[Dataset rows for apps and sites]
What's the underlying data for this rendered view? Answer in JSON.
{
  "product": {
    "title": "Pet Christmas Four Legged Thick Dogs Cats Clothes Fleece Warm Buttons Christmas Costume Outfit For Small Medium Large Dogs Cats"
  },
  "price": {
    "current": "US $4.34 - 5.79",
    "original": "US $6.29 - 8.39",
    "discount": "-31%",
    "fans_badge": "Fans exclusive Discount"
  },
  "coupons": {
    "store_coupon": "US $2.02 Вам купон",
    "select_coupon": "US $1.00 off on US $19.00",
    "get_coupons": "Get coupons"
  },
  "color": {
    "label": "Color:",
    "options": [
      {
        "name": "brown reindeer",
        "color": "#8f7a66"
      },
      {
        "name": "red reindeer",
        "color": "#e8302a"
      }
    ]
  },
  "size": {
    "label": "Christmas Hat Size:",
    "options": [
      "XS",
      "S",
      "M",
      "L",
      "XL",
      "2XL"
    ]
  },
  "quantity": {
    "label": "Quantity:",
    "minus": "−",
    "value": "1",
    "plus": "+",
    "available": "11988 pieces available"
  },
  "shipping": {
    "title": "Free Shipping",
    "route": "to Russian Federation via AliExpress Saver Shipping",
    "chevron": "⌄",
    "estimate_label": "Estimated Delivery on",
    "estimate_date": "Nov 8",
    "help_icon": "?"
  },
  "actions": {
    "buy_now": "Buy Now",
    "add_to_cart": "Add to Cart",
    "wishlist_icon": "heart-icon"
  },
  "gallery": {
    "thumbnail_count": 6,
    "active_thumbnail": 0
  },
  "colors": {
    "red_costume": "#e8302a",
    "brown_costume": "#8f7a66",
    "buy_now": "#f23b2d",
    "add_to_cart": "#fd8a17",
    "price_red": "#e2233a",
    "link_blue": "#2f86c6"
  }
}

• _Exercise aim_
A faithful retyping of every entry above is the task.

• _Response area_
What's the underlying data for this rendered view? Answer in JSON.
{
  "product": {
    "title": "Pet Christmas Four Legged Thick Dogs Cats Clothes Fleece Warm Buttons Christmas Costume Outfit For Small Medium Large Dogs Cats"
  },
  "price": {
    "current": "US $4.34 - 5.79",
    "original": "US $6.29 - 8.39",
    "discount": "-31%",
    "fans_badge": "Fans exclusive Discount"
  },
  "coupons": {
    "store_coupon": "US $2.02 Вам купон",
    "select_coupon": "US $1.00 off on US $19.00",
    "get_coupons": "Get coupons"
  },
  "color": {
    "label": "Color:",
    "options": [
      {
        "name": "brown reindeer",
        "color": "#8f7a66"
      },
      {
        "name": "red reindeer",
        "color": "#e8302a"
      }
    ]
  },
  "size": {
    "label": "Christmas Hat Size:",
    "options": [
      "XS",
      "S",
      "M",
      "L",
      "XL",
      "2XL"
    ]
  },
  "quantity": {
    "label": "Quantity:",
    "minus": "−",
    "value": "1",
    "plus": "+",
    "available": "11988 pieces available"
  },
  "shipping": {
    "title": "Free Shipping",
    "route": "to Russian Federation via AliExpress Saver Shipping",
    "chevron": "⌄",
    "estimate_label": "Estimated Delivery on",
    "estimate_date": "Nov 8",
    "help_icon": "?"
  },
  "actions": {
    "buy_now": "Buy Now",
    "add_to_cart": "Add to Cart",
    "wishlist_icon": "heart-icon"
  },
  "gallery": {
    "thumbnail_count": 6,
    "active_thumbnail": 0
  },
  "colors": {
    "red_costume": "#e8302a",
    "brown_costume": "#8f7a66",
    "buy_now": "#f23b2d",
    "add_to_cart": "#fd8a17",
    "price_red": "#e2233a",
    "link_blue": "#2f86c6"
  }
}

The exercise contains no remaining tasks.